* [EXERCISE INPUTS]:
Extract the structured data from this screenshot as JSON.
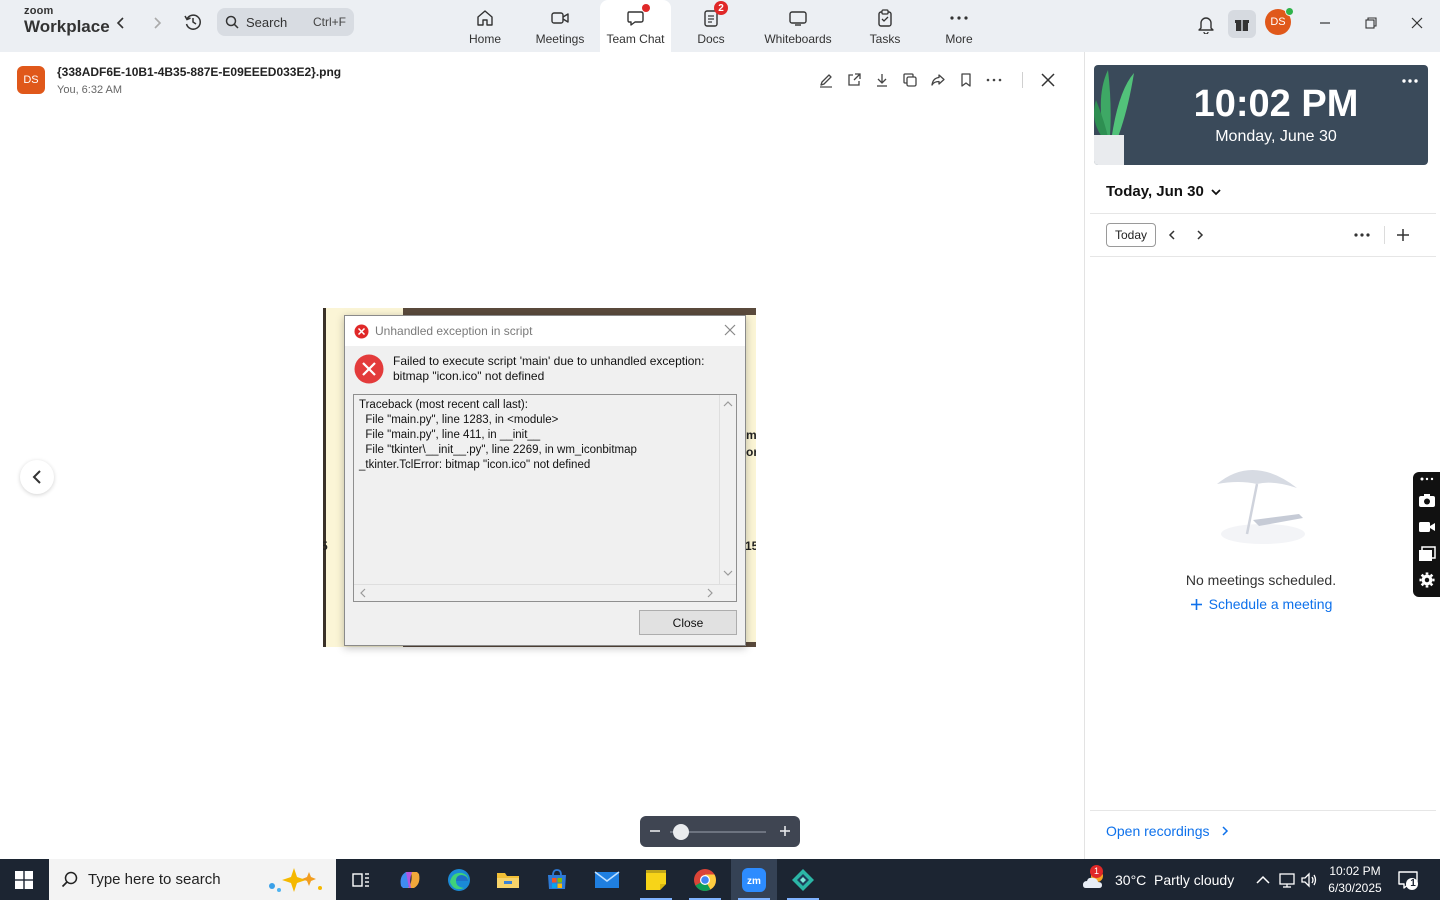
{
  "app": {
    "brand_small": "zoom",
    "brand_large": "Workplace"
  },
  "search": {
    "label": "Search",
    "shortcut": "Ctrl+F"
  },
  "tabs": [
    {
      "label": "Home",
      "active": false
    },
    {
      "label": "Meetings",
      "active": false
    },
    {
      "label": "Team Chat",
      "active": true
    },
    {
      "label": "Docs",
      "active": false,
      "badge": "2"
    },
    {
      "label": "Whiteboards",
      "active": false
    },
    {
      "label": "Tasks",
      "active": false
    },
    {
      "label": "More",
      "active": false
    }
  ],
  "user": {
    "initials": "DS",
    "color": "#e0581a"
  },
  "file": {
    "name": "{338ADF6E-10B1-4B35-887E-E09EEED033E2}.png",
    "meta": "You, 6:32 AM"
  },
  "photo_fragments": {
    "f1": "m",
    "f2": "or",
    "f3": "15",
    "f4": "5"
  },
  "dialog": {
    "title": "Unhandled exception in script",
    "message_line1": "Failed to execute script 'main' due to unhandled exception:",
    "message_line2": "bitmap \"icon.ico\" not defined",
    "traceback": "Traceback (most recent call last):\n  File \"main.py\", line 1283, in <module>\n  File \"main.py\", line 411, in __init__\n  File \"tkinter\\__init__.py\", line 2269, in wm_iconbitmap\n_tkinter.TclError: bitmap \"icon.ico\" not defined",
    "close_label": "Close"
  },
  "zoom_control": {
    "level_fraction": 0.05
  },
  "calendar": {
    "time": "10:02 PM",
    "date": "Monday, June 30",
    "header_date": "Today, Jun 30",
    "today_label": "Today",
    "empty_text": "No meetings scheduled.",
    "schedule_label": "Schedule a meeting",
    "recordings_label": "Open recordings"
  },
  "taskbar": {
    "search_placeholder": "Type here to search",
    "weather": "30°C  Partly cloudy",
    "weather_badge": "1",
    "clock_time": "10:02 PM",
    "clock_date": "6/30/2025",
    "notifications": "1"
  },
  "colors": {
    "accent": "#0e71eb",
    "error": "#e02828",
    "topbar": "#eceff3"
  }
}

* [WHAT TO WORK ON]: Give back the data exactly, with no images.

* [PROBLEM SOLUTION]:
Extract the structured data from this screenshot as JSON.
{
  "app": {
    "brand_small": "zoom",
    "brand_large": "Workplace"
  },
  "search": {
    "label": "Search",
    "shortcut": "Ctrl+F"
  },
  "tabs": [
    {
      "label": "Home",
      "active": false
    },
    {
      "label": "Meetings",
      "active": false
    },
    {
      "label": "Team Chat",
      "active": true
    },
    {
      "label": "Docs",
      "active": false,
      "badge": "2"
    },
    {
      "label": "Whiteboards",
      "active": false
    },
    {
      "label": "Tasks",
      "active": false
    },
    {
      "label": "More",
      "active": false
    }
  ],
  "user": {
    "initials": "DS",
    "color": "#e0581a"
  },
  "file": {
    "name": "{338ADF6E-10B1-4B35-887E-E09EEED033E2}.png",
    "meta": "You, 6:32 AM"
  },
  "photo_fragments": {
    "f1": "m",
    "f2": "or",
    "f3": "15",
    "f4": "5"
  },
  "dialog": {
    "title": "Unhandled exception in script",
    "message_line1": "Failed to execute script 'main' due to unhandled exception:",
    "message_line2": "bitmap \"icon.ico\" not defined",
    "traceback": "Traceback (most recent call last):\n  File \"main.py\", line 1283, in <module>\n  File \"main.py\", line 411, in __init__\n  File \"tkinter\\__init__.py\", line 2269, in wm_iconbitmap\n_tkinter.TclError: bitmap \"icon.ico\" not defined",
    "close_label": "Close"
  },
  "zoom_control": {
    "level_fraction": 0.05
  },
  "calendar": {
    "time": "10:02 PM",
    "date": "Monday, June 30",
    "header_date": "Today, Jun 30",
    "today_label": "Today",
    "empty_text": "No meetings scheduled.",
    "schedule_label": "Schedule a meeting",
    "recordings_label": "Open recordings"
  },
  "taskbar": {
    "search_placeholder": "Type here to search",
    "weather": "30°C  Partly cloudy",
    "weather_badge": "1",
    "clock_time": "10:02 PM",
    "clock_date": "6/30/2025",
    "notifications": "1"
  },
  "colors": {
    "accent": "#0e71eb",
    "error": "#e02828",
    "topbar": "#eceff3"
  }
}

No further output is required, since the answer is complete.